Cleveland's quarterbacks were thousands of miles away from Berea during the time between minicamp and training camp, but there weren't any breaks from the ongoing competition.
This was their personal, free time, but none of them took their foot off the gas.
Cody Kessler and DeShone Kizer worked alongside some of the NFL's top signal-callers, a group that included 2016 MVP Matt Ryan, in Los Angeles with quarterback guru Tom House. Up in Coure d'Alene, Idaho, Brock Osweiler could be found at a local high school working with his former college coach, Dennis Erickson, and former longtime NFL quarterback Jake Plummer.
The common thread: They were surrounded by people who have experience, one way or another, in a Hue Jackson offense.
"We have a big playbook I need to worry about as far as hard-wiring it in my brain so I can be the best teammate I can be for the Cleveland Browns," Osweiler said.
Osweiler, who was acquired in a trade with the Houston Texans in March, didn't change up his routine this summer. He retreats to Coure d'Alene every summer with his family and works on his game at the local high school, often using kids from the team as his receivers, while catching up with Erickson and Plummer, both of whom live in Coure d'Alene. What made this summer different is the connection between Plummer and Jackson, who was the quarterbacks coach during Plummer's junior season at Arizona State.
Under Jackson, Plummer registered his highest completion percentage as a college player and threw 17 touchdowns and nine interceptions.
"He gave me some pointers on bootlegs, nakeds and keepers. I think he was pretty good at those back in the day as well as some other things," Osweiler said of Plummer, who logged 10 seasons in the NFL with the Cardinals and Broncos. "He knows a lot about what Coach Jackson expects."
Kizer spent his first summer as an NFL quarterback surrounded by the kinds of players he aspires to be. Over five weeks, he worked alongside Ryan, Kessler, Matthew Stafford, Blake Bortles and others as he simultaneously fine-tuned his fundamentals and grew more and more comfortable with the language and verbiage of Jackson's playbook.
"I thought it was a no-brainer to go out and spend time with the guys who have taught guys to have success with Coach Jackson's system," Kizer said. "I learned quite a bit about myself and some of the biomechanics behind being a good thrower, as well as the right mental process that you need to have to continue to have success within something under Coach Jackson."
Kessler was in Kizer's shoes last summer as a newbie at House's camp. In his second year, Kessler continued the workouts and routines that helped him develop better arm strength and accuracy on his deeper throws during the time between the end of the season and OTAs.
He also found plenty of time to help Kizer get a stronger grasp on the playbook.
"We really compete every day," Kessler said. "We always have little competitions in individual drills and stuff. It is good because you get to learn from one another and really compete against guys that are in a really good position.

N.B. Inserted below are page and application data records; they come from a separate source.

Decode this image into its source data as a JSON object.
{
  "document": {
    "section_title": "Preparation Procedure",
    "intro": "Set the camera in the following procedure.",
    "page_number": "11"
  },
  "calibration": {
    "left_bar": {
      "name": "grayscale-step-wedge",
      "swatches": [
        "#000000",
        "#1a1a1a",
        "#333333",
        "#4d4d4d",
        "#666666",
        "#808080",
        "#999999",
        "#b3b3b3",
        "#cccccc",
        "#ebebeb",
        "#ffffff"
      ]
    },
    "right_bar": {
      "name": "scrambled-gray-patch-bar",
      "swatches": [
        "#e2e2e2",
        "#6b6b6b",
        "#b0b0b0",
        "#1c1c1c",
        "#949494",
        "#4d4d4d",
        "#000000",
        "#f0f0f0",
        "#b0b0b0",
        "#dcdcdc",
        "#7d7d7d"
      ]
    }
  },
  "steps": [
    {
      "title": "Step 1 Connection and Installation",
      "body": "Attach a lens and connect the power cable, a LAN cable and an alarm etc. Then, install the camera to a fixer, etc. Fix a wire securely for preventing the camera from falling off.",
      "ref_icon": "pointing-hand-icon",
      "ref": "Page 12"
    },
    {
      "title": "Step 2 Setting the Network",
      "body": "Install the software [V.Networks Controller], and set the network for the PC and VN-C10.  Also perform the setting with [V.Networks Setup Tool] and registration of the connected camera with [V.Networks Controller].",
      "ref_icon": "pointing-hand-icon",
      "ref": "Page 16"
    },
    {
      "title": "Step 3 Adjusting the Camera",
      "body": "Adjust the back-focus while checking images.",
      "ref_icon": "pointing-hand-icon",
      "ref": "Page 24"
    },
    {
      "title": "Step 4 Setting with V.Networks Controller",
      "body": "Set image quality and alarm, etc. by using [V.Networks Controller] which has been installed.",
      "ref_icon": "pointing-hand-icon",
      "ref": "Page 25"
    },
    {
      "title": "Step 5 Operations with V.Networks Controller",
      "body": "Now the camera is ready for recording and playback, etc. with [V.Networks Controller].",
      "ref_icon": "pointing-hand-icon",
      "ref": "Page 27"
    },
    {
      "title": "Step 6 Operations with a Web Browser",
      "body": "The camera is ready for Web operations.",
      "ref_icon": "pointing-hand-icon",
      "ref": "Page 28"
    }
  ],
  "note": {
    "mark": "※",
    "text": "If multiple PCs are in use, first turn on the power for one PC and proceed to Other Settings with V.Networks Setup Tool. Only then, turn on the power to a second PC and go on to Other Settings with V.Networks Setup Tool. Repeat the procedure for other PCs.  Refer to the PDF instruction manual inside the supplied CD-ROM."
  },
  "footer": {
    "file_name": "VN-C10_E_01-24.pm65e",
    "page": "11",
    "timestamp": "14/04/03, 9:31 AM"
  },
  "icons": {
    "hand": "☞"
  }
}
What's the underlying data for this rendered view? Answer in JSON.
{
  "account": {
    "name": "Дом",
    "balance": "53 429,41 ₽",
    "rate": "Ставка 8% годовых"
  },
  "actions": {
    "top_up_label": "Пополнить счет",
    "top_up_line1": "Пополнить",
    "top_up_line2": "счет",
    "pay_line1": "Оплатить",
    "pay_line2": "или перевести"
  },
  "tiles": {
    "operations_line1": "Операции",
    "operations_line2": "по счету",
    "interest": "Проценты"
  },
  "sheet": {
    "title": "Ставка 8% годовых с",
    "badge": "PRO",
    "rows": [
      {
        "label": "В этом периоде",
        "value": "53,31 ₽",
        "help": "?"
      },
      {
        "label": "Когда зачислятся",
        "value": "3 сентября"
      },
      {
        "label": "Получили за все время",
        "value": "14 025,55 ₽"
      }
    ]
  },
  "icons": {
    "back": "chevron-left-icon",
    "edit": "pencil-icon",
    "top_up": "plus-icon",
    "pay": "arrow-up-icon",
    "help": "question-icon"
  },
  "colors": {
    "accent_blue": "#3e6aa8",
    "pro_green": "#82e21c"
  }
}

"I have been fortunate to have some really good coaches, as well, with Coach Jackson and (quarterbacks) Coach (David) Lee. They are the same way. They push all four of us as hard as they can. They get us going. It is fun to have guys that are that talented to compete against every day and make yourself better."